There can be challenges in the process for all families, but there are unique obstacles within African-American genealogy.

However, with a variety of resources those difficulties can be overcome.

"The biggest misconception about doing African-American history is that people think you can't get past a certain point,” Marcellaus Joiner, supervisor at High Point Library’s Heritage Research Center, said.

Joiner says thanks to census records, most people can trace history to the early 1900s without any problems.

"Typically the years 1860 to 1865 are problematic for African-Americans and that's where the difficulty comes in,” Joiner said.

Slaves are not listed on the free schedule of the 1860 census and are not listed by name on any schedules before 1870.

Another challenge is that there was a fire in the basement of the commerce building located in Washington, D.C. in 1921 resulting in the loss of census data from the late 1800s.

Joiner says people can overcome these challenges by using other resources such as family Bibles, church records and even newspapers.

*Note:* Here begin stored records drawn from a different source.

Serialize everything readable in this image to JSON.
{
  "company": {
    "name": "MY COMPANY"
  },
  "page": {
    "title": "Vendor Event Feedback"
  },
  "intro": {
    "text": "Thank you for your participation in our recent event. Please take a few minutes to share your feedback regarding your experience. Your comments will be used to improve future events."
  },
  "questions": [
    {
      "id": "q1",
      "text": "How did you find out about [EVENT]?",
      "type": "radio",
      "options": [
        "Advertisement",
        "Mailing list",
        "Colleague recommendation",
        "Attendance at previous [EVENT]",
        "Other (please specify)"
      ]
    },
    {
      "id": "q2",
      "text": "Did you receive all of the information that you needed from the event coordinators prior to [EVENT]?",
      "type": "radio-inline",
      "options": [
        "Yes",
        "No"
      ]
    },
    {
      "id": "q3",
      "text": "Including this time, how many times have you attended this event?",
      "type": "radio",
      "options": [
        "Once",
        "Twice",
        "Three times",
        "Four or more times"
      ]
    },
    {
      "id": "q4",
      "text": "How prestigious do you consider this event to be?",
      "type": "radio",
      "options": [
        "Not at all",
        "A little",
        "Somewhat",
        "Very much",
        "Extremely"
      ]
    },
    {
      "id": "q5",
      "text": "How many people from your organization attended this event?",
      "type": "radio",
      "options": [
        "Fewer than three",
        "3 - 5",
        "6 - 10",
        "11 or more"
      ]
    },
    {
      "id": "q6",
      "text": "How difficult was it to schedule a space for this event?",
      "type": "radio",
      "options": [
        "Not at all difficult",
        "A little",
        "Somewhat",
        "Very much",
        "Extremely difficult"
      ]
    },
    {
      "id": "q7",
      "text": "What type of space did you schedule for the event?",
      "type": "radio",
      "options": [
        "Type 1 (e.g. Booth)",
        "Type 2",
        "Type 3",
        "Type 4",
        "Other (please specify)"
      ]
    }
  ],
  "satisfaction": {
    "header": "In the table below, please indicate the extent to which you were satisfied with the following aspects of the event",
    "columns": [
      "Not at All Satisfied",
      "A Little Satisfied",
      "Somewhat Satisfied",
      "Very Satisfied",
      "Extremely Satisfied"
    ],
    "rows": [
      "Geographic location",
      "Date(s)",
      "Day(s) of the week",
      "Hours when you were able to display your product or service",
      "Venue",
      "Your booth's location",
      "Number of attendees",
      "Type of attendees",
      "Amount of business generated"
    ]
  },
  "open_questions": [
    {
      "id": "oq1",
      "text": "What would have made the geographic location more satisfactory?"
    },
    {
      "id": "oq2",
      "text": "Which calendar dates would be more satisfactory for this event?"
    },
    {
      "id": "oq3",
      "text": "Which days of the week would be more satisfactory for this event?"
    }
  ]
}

The Heritage Research Center relies on a variety of resources including ancestry.com. It is free to the public as long as it is used within the library.